I think I've done about as much operator overloading in Python as anyone
by now, and the rules are hard to predict; I think Guido made a small
mistake in presuming that, e.g., "<<" will only be used for "numeric"
types, and "" only for "mapping" types, etc. Would be easier on the
brain if, e.g.,
class_instance any_binary_operator anything_at_all
always "tried to work", and called __coerce__ first if it's a
class_instance or anything_at_all method, but didn't gripe if __coerce__
OTOH, it's hard to think of a rational set of rules that's compatible
with all the dark corners in the current rules!
That wouldn't solve your "== and != are OK, but no other relational
operators" problem, but __eq__, __ne__, __lt__, __le__, __gt__, __ge__
methods would <wink>. E.g., I might want to define a set type that
supports a "subset" operator (<=) but not a "includes as a subset"
The current scheme assumes too much about what the user _intends_ the
operator symbols to mean, sometimes demanding coercions where they may
not be needed or wanted, decreeing that some combinations of types will
not be allowed to work no matter what you do, and not invoking __coerce__
in some contexts where you might want it. In a sense, the language is
trying to be very helpful, but won't _stop_ <wink>.
> As I understand it, existing code generally does not expect
> comparisons to raise exceptions.
This is due to two things:
1) In the base language (i.e., ignoring the possiblity of __cmp__
object1 relational_operator object2
is defined for all combinations of object types and relational
operators. _I_ think this is a feature. E.g., if I'm doing a binary
search on a sorted list of objects, it makes no difference at all what
a relational_operator returns, so long as it's consistent within a
run ("consistent" means things like "if '<' returns true, '>=' returns
false", "if a==b and b==c, then a==c", and "exactly one of a<b, a==b,
a>b returns true" -- & the base-language comparisons do satisfy
2) This note in the reference manual:
> Implementation note: due to limitations in the interpreter, exceptions
> raised by comparisons are ignored, and the objects will be considered
> equal in this case.
If you take away my ability to make a sorted list out of objects from
your class, I think you've taken away something I sometimes have good use
for, but I don't think it therefore follows that you shouldn't be allowed
to do so. E.g., if I like your objects so much that I just can't live
without storing them in sorted lists, I can inherit from your class (or

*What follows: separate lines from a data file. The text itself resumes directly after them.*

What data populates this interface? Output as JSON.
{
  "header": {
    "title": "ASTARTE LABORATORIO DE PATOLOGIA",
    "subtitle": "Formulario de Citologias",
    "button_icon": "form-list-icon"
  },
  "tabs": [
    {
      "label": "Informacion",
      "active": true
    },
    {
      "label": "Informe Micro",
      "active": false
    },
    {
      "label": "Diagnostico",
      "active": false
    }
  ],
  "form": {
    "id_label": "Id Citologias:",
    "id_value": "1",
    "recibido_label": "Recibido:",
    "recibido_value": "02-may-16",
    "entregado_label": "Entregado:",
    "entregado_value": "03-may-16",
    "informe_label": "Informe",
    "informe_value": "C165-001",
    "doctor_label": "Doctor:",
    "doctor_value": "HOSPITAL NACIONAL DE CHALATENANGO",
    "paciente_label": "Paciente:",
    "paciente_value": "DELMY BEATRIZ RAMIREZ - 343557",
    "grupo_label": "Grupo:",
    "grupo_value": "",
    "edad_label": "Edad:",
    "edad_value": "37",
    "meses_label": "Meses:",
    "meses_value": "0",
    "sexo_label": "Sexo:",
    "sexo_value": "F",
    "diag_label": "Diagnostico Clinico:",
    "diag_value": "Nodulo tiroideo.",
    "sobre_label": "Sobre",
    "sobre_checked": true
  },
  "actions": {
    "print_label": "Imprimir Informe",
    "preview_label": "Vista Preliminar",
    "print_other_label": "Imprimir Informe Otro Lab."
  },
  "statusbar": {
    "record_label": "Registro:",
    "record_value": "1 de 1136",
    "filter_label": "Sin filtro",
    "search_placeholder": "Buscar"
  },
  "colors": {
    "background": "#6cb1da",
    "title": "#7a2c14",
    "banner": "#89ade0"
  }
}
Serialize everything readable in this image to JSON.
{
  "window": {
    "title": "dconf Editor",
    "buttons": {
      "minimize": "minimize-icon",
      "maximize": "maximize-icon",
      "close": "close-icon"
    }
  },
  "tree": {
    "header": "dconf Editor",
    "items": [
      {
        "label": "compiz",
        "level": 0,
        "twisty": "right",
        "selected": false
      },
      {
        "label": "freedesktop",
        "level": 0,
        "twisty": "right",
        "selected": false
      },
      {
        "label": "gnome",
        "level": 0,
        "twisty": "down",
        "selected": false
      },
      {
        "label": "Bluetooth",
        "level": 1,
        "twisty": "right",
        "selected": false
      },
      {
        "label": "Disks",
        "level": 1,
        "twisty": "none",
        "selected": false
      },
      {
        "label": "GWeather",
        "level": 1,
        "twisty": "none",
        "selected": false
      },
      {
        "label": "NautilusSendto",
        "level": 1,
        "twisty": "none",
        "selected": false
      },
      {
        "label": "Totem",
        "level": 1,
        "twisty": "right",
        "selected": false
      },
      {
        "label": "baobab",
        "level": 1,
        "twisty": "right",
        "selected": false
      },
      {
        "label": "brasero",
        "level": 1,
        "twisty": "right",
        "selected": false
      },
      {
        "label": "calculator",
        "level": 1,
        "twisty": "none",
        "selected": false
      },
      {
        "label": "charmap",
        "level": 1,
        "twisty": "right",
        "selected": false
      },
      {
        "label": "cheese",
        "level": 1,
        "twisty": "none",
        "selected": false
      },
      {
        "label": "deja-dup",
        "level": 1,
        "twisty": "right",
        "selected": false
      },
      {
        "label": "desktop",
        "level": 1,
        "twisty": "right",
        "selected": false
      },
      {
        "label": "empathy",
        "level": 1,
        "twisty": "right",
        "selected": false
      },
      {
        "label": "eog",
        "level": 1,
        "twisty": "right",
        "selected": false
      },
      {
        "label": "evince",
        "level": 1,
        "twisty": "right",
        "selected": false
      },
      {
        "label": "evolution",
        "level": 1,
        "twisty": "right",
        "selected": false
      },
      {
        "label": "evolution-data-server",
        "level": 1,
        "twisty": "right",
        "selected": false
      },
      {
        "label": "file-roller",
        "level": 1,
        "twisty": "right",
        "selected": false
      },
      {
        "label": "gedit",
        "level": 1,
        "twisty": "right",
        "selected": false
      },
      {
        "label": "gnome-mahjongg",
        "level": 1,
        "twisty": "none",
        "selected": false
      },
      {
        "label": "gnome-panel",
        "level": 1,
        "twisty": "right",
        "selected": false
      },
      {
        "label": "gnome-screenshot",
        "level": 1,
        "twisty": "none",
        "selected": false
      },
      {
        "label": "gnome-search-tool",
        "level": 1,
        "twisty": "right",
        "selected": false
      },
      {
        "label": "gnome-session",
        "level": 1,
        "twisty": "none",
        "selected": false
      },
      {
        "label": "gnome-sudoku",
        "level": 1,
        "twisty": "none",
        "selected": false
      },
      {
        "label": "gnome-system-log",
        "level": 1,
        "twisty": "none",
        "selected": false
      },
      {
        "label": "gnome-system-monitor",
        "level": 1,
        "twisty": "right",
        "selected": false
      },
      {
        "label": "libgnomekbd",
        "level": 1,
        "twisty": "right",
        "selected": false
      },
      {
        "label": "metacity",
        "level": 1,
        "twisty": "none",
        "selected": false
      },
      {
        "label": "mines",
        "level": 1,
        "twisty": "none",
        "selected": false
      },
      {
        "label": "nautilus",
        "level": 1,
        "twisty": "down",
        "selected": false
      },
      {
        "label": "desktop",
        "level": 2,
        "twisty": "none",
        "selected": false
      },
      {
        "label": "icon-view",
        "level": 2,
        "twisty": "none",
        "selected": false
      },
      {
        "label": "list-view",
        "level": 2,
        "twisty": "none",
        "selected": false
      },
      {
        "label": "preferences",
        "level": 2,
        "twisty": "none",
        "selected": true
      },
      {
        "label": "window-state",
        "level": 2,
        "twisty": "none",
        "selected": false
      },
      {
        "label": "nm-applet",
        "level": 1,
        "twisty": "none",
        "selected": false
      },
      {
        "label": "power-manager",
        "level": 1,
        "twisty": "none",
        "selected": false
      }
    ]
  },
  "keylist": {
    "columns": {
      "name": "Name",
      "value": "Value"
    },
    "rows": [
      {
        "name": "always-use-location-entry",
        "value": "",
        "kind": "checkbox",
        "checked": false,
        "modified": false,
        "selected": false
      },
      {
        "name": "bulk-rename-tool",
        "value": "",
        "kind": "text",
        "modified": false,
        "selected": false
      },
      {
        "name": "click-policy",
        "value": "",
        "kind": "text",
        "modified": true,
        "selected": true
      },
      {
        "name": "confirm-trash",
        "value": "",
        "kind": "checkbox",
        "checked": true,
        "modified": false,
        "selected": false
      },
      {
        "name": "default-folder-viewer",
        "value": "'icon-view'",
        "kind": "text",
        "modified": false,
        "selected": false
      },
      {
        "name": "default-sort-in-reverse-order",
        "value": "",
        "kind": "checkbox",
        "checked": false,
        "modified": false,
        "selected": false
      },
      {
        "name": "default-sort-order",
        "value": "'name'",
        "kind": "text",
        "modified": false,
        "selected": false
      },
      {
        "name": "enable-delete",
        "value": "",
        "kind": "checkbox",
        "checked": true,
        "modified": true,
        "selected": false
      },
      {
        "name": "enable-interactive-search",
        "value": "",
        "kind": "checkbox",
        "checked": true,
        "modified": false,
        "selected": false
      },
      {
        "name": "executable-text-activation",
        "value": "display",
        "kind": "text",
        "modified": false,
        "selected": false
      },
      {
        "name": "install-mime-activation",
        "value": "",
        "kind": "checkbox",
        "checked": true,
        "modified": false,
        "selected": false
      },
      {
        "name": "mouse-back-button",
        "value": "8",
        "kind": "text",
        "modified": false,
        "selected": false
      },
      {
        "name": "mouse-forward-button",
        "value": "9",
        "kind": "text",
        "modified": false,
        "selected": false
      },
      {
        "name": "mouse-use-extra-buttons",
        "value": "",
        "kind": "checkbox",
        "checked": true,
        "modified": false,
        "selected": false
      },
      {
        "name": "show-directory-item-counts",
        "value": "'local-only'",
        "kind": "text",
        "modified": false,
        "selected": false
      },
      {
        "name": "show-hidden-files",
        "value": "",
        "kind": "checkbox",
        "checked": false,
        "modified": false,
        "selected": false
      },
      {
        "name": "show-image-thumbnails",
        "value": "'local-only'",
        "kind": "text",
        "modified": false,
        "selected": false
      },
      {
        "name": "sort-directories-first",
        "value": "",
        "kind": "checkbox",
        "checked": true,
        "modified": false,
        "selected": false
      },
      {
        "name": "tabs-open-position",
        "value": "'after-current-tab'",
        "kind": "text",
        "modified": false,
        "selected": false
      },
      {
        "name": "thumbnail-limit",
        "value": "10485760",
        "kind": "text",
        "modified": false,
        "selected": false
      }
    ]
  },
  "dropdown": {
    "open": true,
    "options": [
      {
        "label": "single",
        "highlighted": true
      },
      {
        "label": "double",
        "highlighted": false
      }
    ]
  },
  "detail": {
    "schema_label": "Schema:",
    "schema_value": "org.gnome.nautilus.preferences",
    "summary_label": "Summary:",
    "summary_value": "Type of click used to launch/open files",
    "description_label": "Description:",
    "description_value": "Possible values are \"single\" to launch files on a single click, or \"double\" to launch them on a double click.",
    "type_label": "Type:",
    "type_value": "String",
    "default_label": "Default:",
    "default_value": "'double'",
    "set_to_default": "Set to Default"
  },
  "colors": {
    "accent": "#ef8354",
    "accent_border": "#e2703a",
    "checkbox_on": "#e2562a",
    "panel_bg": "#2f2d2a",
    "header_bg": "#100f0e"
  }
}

embed it) and define my own __cmp__ on them. So I don't object to what
you're after! Just hoping it can be made more general.
agreeably y'rs - tim
Tim Peters firstname.lastname@example.org
not speaking for Kendall Square Research Corp